What is your best advice for those just starting out?

Chike: I feel that’s just the best way for you to achieve what you are trying to achieve. Unless you are in a situation where you are sitting on top of all of the resources yourself, you got to go with the system that you’re already in. I can tell you that every project that we’ve done has gotten made differently. Whether it’s through ESPN, BET, whether it’s winding up independently. We never developed a project saying we are going to do this project with ESPN, we’re going to do this project with BET; it just happened. All we knew, all we thought was, we want to do this project. And I know it’s going to get to a point where we will be self-funding our own projects because that’s the direction we’re headed. So, you can’t really worry about the resources. All you can really worry about is that you have a goal that you are trying to achieve, and everything else will fall in line.
Coodie: They used to joke on me in Chicago… they used to say that I traveled the world with $5 in my pocket. We would just go. We’d go down to Jamaica with no money and just make it happen.
Chike: I was 23 when we did our first music video and it was charting number one. So obviously from that, there were opportunities to do things that could have put us in various situations early. They might not have fit with our moral compass, and for that reason, certain things didn’t feel right. So, we didn’t take opportunities based on certain people’s definition of success, which would have catapulted us very quickly. Looking back at it, it’s like man, what would that have done to me spiritually? Would I be on the same thing I’m on now? Would I be caught up in everything to even have the time to reflect? I’ve spent the last several years really being able to reflect on the journey. That’s priceless to me.

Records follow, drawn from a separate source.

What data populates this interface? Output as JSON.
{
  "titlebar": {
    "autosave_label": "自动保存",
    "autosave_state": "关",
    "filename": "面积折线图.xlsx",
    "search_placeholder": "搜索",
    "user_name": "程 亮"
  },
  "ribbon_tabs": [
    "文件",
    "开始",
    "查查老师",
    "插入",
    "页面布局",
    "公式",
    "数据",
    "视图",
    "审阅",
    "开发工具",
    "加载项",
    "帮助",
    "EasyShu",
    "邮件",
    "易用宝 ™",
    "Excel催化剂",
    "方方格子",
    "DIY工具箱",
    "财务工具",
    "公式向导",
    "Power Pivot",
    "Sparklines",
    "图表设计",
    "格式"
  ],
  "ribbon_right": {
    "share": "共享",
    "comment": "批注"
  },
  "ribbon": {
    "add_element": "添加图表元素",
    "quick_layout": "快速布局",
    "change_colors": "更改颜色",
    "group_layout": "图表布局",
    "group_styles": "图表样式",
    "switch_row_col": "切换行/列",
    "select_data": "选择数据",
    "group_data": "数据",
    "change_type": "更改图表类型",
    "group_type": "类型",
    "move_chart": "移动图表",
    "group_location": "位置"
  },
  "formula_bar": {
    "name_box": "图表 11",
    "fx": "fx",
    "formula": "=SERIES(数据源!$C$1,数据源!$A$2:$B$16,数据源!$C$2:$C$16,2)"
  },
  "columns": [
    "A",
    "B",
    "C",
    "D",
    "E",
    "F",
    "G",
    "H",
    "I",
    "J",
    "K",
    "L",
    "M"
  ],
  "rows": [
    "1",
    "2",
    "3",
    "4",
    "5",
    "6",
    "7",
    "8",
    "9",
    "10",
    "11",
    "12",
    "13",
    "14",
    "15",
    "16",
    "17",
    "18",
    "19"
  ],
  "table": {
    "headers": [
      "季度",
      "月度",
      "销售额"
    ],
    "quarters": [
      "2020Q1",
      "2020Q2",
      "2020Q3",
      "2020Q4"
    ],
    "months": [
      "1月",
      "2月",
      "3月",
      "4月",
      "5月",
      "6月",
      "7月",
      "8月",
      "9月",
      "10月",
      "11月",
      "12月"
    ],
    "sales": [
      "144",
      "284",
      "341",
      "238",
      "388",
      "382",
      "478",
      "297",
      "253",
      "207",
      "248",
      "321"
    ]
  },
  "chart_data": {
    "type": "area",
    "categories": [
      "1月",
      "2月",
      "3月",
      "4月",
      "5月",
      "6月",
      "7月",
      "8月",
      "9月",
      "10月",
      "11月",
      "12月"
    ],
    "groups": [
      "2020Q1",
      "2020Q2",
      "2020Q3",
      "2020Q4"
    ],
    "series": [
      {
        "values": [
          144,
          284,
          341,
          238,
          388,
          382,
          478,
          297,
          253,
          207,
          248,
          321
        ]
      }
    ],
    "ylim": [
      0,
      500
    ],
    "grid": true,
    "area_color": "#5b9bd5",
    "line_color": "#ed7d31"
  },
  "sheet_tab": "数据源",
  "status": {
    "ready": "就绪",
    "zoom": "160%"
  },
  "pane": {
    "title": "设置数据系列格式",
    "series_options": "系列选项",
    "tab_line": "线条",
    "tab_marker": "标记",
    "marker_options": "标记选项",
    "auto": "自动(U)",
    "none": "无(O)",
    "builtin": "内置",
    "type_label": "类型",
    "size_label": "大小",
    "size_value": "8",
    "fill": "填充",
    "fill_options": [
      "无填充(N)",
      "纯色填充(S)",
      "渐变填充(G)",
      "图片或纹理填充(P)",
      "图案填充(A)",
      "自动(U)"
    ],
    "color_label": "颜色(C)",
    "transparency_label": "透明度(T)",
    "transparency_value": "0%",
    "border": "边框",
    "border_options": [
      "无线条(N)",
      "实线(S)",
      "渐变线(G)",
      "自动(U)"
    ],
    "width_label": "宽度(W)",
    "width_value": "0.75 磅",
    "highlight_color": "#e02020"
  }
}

What are your proudest accomplishments?

Chike: One of my proudest accomplishments is the fact that we met in 2003, we’re best friends, and it’s 2017, and we’re still working together. We’ve had all these experiences together. That’s amazing.
Coodie: The same. As filmmakers, I think that’s one of our biggest accomplishments, that we still stuck together, through all the hard times. It wasn’t hard times with us; it may have been hard times with other people who tried to split us up.
Chike: We’re always on the same page.
Coodie: There are no egos involved. We’re not tripping. We’re just happy to be doing what we’re doing, and appreciate everything.